My wife and I are expecting our second child! We’ve been incredibly blessed with our first daughter, Morgan Marie. She has been a joy to our family and we look forward to our next. Since we found out about our second baby, I thought about patients who have young children and the many questions that they usually ask. Parents always ask me, “When should I brush my kid’s teeth?” or “Why hasn’t my child’s tooth come in yet?” It’s important to educate parents on how to take care of their children’s teeth early on since they can significantly impact the prevention of tooth decay in their children and promote good dental hygiene at a young age. My goal as a dentist is to provide every patient the best possible experience. A bad experience at the dentist early in a child’s life can make future experiences worse. Let’s start from the beginning.
“When do baby teeth develop?”
Baby teeth start to develop around the sixth week of pregnancy. They begin as dental lamina, which is epithelial tissue (the part of tissue that covers your organs) that help connect the tooth bud to the oral cavity. Usually, the dental lamina goes away as the
tooth matures, but sometimes it stays around and ends
up becoming an eruption cyst which forms prior to the tooth erupting. These look like tiny white dots that parents sometimes get worried about (see picture on the left). Morgan had an eruption cyst prior to some of her teeth erupting. They are quite common and we do see them often. Don’t worry; this resolves on its own when the tooth erupts, and it is not painful (although teething is happening as well, so watch out!). By the time you reach your eighth or ninth week of pregnancy, all 10 upper and 10 lower tooth buds are formed and have begun to mature. These 20 teeth will be your deciduous, or baby, teeth.
“When will my baby’s teeth begin to erupt?”
Baby teeth, called neonatal teeth, can be present at birth. Neonatal teeth are not seen too often, but when they are present, they are usually left there. Unfortunately, they come with a little discomfort for the baby and mother (especially if she is breastfeeding). Baby teeth can erupt much later, closer to 2 years old! Below is an AVERAGE expectancy of eruption of baby teeth starting from the front two and working our way back:
Central Incisor (the front two upper and lower teeth): 6-12 months
Lateral Incisor: 8-13 months (the teeth next to the front two)
Canine: 16-22 months
First Molar: 13-19 months
Second Molar: 23-33 months
“Can my child get a cavity?”
Tooth decay is, unfortunately, very prevalent in our society. The American diet consists of food and drink that can cause decay. Here is a link to common questions parents have about cavities. Morgan is 15 months old and my wife and I are currently working on getting rid of baby bottles. Some pediatricians recommend getting rid of bottles around 12 months of age. This is recommended because babies sometimes have juice in their bottles around this time and juice can cause cavities. When your baby wakes up at 2 in the morning and you don’t even know what time it is or which way the kitchen is, you just want to get your baby back to sleep! Many parents will give their child a bottle in bed and go back to sleep. This is where we see our first problem – tooth decay beginning at a young age. Some babies will keep that bottle in their mouth and use it as a pacifier. Have you seen the experiment where a tooth is submerged in Coca-Cola? The tooth basically disintegrates from the acid; the same thing can happen to your baby’s teeth. If the decay gets too large, this can cause pain (like an adult may feel if they have a large cavity). This is why it’s important to regularly have your teeth checked – to keep that pain away.

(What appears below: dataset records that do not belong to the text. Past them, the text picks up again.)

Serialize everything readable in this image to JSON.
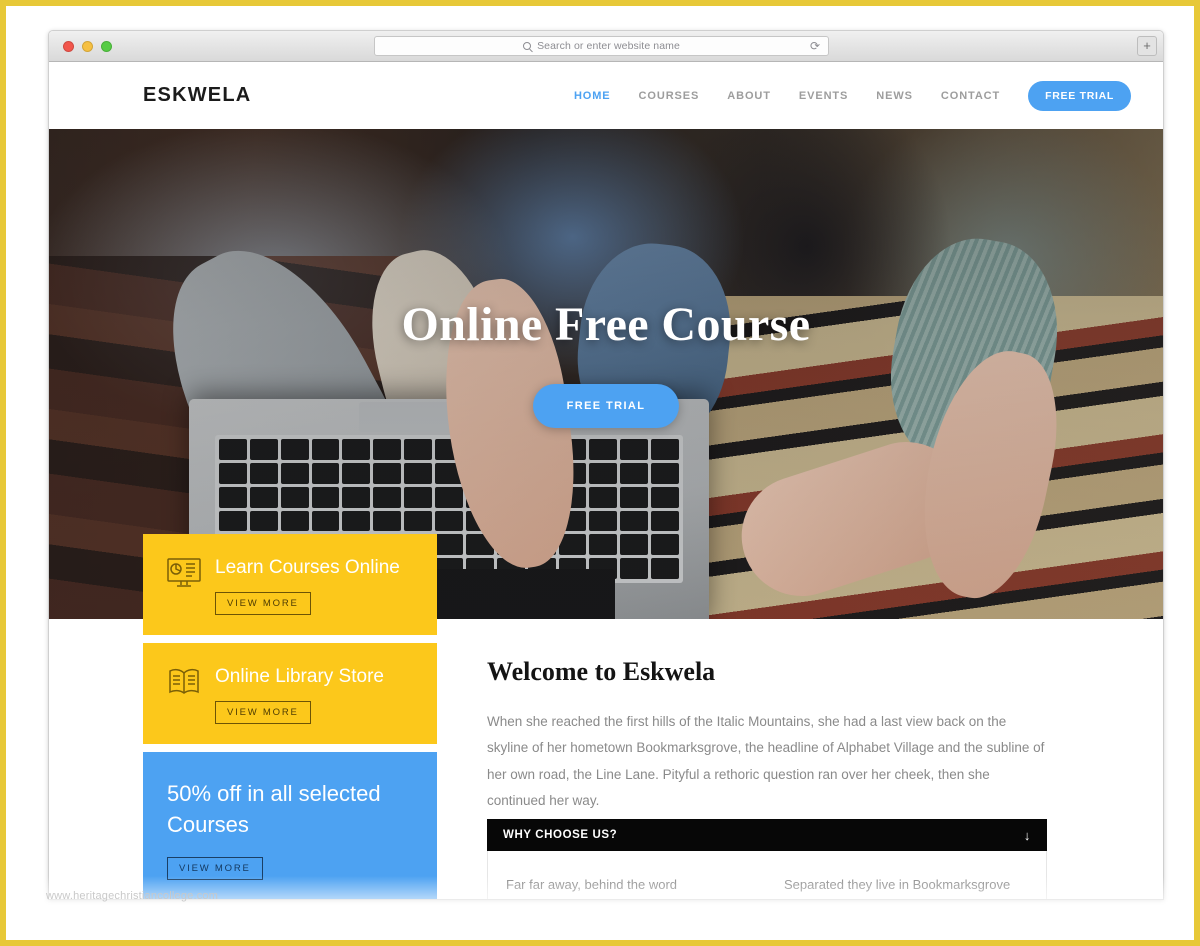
{
  "browser": {
    "address_placeholder": "Search or enter website name",
    "search_icon": "search-icon",
    "reload_icon": "reload-icon",
    "newtab_label": "+",
    "traffic_lights": [
      "close-red",
      "minimize-yellow",
      "zoom-green"
    ]
  },
  "site": {
    "brand": "ESKWELA",
    "nav": [
      {
        "label": "HOME",
        "active": true
      },
      {
        "label": "COURSES",
        "active": false
      },
      {
        "label": "ABOUT",
        "active": false
      },
      {
        "label": "EVENTS",
        "active": false
      },
      {
        "label": "NEWS",
        "active": false
      },
      {
        "label": "CONTACT",
        "active": false
      }
    ],
    "nav_cta": "FREE TRIAL",
    "hero": {
      "title": "Online Free Course",
      "cta": "FREE TRIAL"
    },
    "promos": [
      {
        "title": "Learn Courses Online",
        "cta": "VIEW MORE",
        "icon": "monitor-chart-icon",
        "color": "#fcc81b"
      },
      {
        "title": "Online Library Store",
        "cta": "VIEW MORE",
        "icon": "open-book-icon",
        "color": "#fcc81b"
      },
      {
        "title": "50% off in all selected Courses",
        "cta": "VIEW MORE",
        "icon": "",
        "color": "#4da2f2"
      }
    ],
    "welcome": {
      "title": "Welcome to Eskwela",
      "body": "When she reached the first hills of the Italic Mountains, she had a last view back on the skyline of her hometown Bookmarksgrove, the headline of Alphabet Village and the subline of her own road, the Line Lane. Pityful a rethoric question ran over her cheek, then she continued her way."
    },
    "accordion": {
      "title": "WHY CHOOSE US?",
      "arrow": "↓",
      "columns": [
        "Far far away, behind the word",
        "Separated they live in Bookmarksgrove"
      ]
    }
  },
  "watermark": "www.heritagechristiancollege.com",
  "colors": {
    "accent_blue": "#4da2f2",
    "accent_yellow": "#fcc81b",
    "frame_gold": "#e7c838",
    "dark": "#070707"
  }
}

“When should my child get their first dental check up?”
The American Academy of Pediatric Dentistry recommends your baby’s first dental check-up at 12 months. 12 months should be the earliest, and once your baby’s first tooth comes in being the latest. Now this is not your normal dental exam, where you get x-rays and I would go around with my “iron hook”, as Bill Cosby once said, looking for decay. (by the way, a great clip about going to the dentist can be seen here…it’s great!). It is a very informal, education session for the parents so I can tell them what to expect and proper ways to brush, floss, and care for their child’s teeth and gums. Many parents bring their child in when they get their own teeth cleaned. We never charge for something like this; it’s meant to get your child familiar and comfortable with the office. It’s amazing what children can remember. Giving them a good first dental visit is a great way to start their dental experiences off on the right foot.
In my next post, I will be tackling children’s teeth from ages 1-6. I’ll discuss what is happening and what to expect in addition to offering recommendations to try if your child doesn’t want to brush their teeth. If you find this article helpful, we would appreciate you “liking” it, or even sharing it on your wall. Do you know someone who might find this helpful? Give them a link to it through private messaging – whatever it takes. We will always give a complimentary dental “education session” for your child. Feel free to call our office at (989) 799-6220. You can always email me with questions directly at firstname.lastname@example.org. I’ll gladly provide you with all the information you may need.